BEGIN Exercise input
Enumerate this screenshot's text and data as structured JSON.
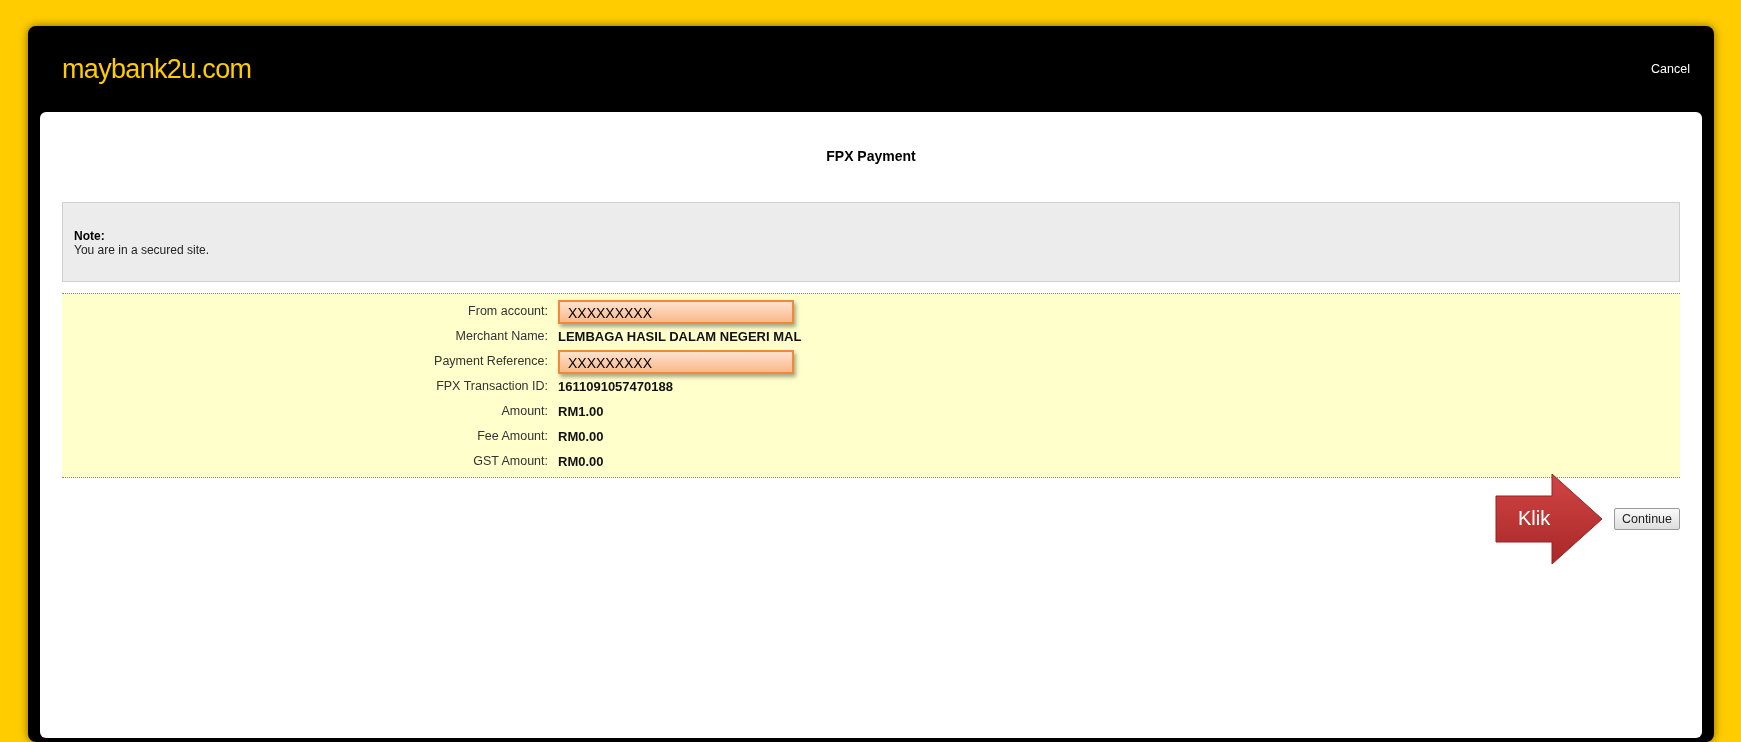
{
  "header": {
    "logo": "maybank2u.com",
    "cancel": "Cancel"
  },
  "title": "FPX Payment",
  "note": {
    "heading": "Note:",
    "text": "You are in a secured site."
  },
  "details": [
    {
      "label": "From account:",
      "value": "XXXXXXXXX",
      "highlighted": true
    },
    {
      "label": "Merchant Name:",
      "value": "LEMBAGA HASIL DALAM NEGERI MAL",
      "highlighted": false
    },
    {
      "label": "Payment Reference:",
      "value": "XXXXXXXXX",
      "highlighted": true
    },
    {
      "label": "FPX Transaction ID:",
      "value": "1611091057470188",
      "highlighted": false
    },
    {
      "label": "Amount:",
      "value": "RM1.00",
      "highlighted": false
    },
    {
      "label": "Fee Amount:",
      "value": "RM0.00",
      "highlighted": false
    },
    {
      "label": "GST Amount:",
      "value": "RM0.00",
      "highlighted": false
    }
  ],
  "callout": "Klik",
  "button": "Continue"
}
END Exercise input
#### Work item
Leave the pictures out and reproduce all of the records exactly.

#### Solution
Enumerate this screenshot's text and data as structured JSON.
{
  "header": {
    "logo": "maybank2u.com",
    "cancel": "Cancel"
  },
  "title": "FPX Payment",
  "note": {
    "heading": "Note:",
    "text": "You are in a secured site."
  },
  "details": [
    {
      "label": "From account:",
      "value": "XXXXXXXXX",
      "highlighted": true
    },
    {
      "label": "Merchant Name:",
      "value": "LEMBAGA HASIL DALAM NEGERI MAL",
      "highlighted": false
    },
    {
      "label": "Payment Reference:",
      "value": "XXXXXXXXX",
      "highlighted": true
    },
    {
      "label": "FPX Transaction ID:",
      "value": "1611091057470188",
      "highlighted": false
    },
    {
      "label": "Amount:",
      "value": "RM1.00",
      "highlighted": false
    },
    {
      "label": "Fee Amount:",
      "value": "RM0.00",
      "highlighted": false
    },
    {
      "label": "GST Amount:",
      "value": "RM0.00",
      "highlighted": false
    }
  ],
  "callout": "Klik",
  "button": "Continue"
}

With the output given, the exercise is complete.